[London] ([50 Oxford Street]) : [William Holland], [30 September 1788]
1 print : etching, with watercolour ; image 19 x 30 cm
Sir Jeffery Dunstan presenting an address from the Corporation of Garratt.
British Museum, Catalogue of political and personal satires, London 1938, vol. 6, no. 9923
P. Bordes, Dè la satire sociale à la charge contre Burke: la "Cour d' auberge à Calais" (1790) de F.G. Byron', La revue du Louvre et des musées de France, 1992, 4: 57-64
Wellcome Library no. 38396i
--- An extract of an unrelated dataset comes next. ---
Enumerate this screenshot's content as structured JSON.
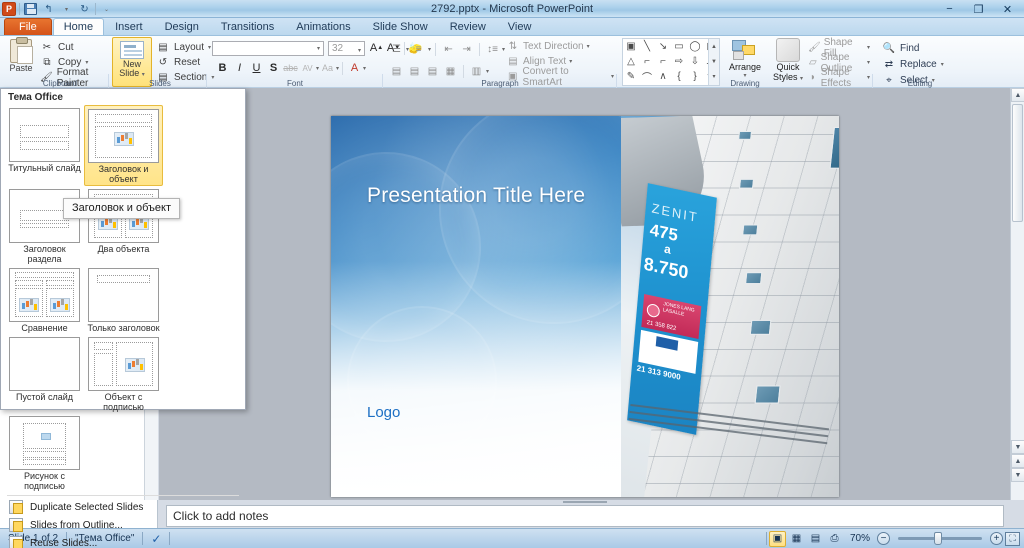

Authorship is given by M.D. George in the B.M. catalogue as "Attributed to Rowlandson. ?W.H.", i.e. possibly by William Holland or Henry Wigstead. Bordes attributes the print on stylistic grounds to F.G. Byron